Tofu Ingredient Offers a Taste of Cheaper, Safer Solar Energy
British researchers have found a new way to cut the cost of solar cell manufacture, and at the same time make the process less hazardous. Ironically, it is also very old way—using a chemical important in turning soy milk into tofu.
Jonathan Major and colleagues at the University of Liverpool report in Nature journal that magnesium chloride—traditionally added to soy milk as a coagulant to make tofu, but also used in gritting roads in winter time, used as bath salts and sometimes even sold as a health supplement—could replace cadmium chloride as a “doping agent” to increase the efficiency of cadmium telluride solar cells.
Dangerous to Handle
Cadmium chloride is very expensive, costing $0.30 (£0.18) per gram. It is also highly toxic and very dangerous to handle, which adds to the process costs. Naturally-occurring magnesium chloride costs only $0.001 per gram, and is one of the substances that makes the ocean salty. Since the planet is two-thirds ocean, there is no danger of running out of supplies.
Photovoltaic solar cells that convert sunlight directly to electricity are now big business, and getting bigger. They can be made of thin slivers of silicon, but the silicon wafer has to be 99.999 percent pure, and 200 microns thick (0.2 millimetres). So industry has also started using cadmium telluride to make sheets of photovoltaic cells that have a thickness of only two microns (0.002mm)—so thin and flexible they could even be sold by the roll.
The problem with cadmium telluride is that, to make it efficient enough to compete, it must be washed with a doping agent—an impurity added to a pure substance to produce a deliberate change—and, so far, the industry has relied on cadmium chloride. Cadmium is a dangerous metal, toxic if swallowed, fatal if inhaled and linked by some researchers to breast cancer, cardiovascular disease and even gout. It isn’t very good for aquatic life either.
Cadmium telluride is a stable salt and safe to handle, but cadmium chloride separates in solution into cadmium and into chlorine, another toxic substance. So manufacturers have the extra expense of safety during production, and then of safe disposal of waste.
Dr. Major and his team at the university’s Stephenson Institute for Renewable Energy are competitors in a worldwide search for ingenious ways to exploit renewable energy and reduce fossil fuel emissions.
They started this latest research by considering what it was about the cadmium chloride that made it effective, and then whether some other salt might serve the same purpose. They found that magnesium chloride had some of the same important physical properties, and then tested it.

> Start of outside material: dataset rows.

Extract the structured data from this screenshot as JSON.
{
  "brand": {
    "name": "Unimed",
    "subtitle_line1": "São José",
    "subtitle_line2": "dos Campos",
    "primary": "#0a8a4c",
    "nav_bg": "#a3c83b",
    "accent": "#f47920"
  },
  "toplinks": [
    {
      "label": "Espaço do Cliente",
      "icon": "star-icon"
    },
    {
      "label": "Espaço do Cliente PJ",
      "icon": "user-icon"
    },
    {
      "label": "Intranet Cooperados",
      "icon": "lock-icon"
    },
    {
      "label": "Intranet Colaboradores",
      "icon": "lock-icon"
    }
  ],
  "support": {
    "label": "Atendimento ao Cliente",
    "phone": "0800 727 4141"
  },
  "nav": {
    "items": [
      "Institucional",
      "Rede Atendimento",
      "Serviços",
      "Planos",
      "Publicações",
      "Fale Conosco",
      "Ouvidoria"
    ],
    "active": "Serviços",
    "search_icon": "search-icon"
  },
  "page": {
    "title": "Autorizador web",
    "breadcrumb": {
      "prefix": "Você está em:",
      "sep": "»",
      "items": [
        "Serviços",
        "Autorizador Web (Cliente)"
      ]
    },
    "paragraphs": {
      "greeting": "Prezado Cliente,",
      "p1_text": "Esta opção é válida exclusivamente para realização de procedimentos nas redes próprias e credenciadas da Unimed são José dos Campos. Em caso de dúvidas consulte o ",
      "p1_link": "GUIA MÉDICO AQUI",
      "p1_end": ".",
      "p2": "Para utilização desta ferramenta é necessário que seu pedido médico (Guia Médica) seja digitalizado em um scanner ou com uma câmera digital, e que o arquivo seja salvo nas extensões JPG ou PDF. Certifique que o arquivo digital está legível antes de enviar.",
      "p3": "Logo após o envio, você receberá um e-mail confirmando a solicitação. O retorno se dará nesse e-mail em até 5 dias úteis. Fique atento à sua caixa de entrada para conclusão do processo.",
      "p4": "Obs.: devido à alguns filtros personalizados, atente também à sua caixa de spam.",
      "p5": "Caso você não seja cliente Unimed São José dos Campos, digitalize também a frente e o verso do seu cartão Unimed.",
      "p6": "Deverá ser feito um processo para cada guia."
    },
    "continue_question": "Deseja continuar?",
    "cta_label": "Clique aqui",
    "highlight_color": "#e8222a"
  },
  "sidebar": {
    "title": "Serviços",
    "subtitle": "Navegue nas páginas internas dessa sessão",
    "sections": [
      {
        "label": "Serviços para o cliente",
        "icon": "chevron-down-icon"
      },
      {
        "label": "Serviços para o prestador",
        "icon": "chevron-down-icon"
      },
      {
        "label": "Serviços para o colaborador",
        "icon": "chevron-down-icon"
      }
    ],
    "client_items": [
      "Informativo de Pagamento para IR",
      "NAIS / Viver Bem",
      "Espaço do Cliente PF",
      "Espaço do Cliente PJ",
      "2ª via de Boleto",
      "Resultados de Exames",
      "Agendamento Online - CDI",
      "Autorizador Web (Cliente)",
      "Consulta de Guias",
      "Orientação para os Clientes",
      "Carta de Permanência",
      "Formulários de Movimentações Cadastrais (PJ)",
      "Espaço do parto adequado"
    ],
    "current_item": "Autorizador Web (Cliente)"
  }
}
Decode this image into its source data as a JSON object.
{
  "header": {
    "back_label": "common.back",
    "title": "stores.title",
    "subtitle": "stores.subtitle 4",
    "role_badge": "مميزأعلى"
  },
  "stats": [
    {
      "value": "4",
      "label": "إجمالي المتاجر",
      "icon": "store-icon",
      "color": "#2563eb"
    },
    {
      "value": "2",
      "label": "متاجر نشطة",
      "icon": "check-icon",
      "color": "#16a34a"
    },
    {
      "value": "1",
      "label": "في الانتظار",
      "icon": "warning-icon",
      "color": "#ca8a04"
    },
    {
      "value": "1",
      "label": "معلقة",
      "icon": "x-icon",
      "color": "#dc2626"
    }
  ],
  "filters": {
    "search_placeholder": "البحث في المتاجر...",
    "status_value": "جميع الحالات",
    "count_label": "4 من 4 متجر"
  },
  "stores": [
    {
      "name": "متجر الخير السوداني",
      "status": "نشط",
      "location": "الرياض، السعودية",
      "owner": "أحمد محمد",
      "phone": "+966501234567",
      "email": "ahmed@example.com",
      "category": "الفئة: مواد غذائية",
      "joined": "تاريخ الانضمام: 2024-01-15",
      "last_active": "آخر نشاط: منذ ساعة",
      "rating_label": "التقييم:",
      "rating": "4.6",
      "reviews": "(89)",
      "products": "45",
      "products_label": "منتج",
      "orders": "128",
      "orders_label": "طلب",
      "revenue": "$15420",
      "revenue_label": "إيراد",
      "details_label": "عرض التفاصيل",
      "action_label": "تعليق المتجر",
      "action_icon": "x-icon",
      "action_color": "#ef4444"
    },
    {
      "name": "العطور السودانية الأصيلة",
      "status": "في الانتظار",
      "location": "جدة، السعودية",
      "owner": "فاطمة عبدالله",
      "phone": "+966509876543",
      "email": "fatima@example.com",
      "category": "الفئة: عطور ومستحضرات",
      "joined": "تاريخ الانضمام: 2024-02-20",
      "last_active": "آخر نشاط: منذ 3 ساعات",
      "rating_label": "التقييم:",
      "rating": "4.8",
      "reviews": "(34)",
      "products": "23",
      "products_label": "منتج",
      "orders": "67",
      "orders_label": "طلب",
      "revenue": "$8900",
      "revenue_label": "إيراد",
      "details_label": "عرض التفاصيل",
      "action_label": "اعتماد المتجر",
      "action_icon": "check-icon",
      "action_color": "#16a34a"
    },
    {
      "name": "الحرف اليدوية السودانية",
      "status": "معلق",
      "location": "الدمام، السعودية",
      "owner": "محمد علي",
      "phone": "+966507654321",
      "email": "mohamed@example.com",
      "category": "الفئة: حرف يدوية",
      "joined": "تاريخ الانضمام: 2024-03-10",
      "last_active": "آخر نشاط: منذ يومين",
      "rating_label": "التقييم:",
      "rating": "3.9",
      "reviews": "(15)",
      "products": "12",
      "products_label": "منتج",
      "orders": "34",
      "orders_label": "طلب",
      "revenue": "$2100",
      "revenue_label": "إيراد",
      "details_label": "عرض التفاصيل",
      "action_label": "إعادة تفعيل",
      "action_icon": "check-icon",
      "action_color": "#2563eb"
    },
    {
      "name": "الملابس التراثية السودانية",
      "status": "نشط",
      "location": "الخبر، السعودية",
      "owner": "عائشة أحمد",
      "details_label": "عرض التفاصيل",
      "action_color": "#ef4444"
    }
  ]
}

“If renewable energy is going to compete with fossil fuels, then the cost has to come down,” Dr. Major said. “Great strides have been made, but the findings in this paper have the potential to reduce costs further.”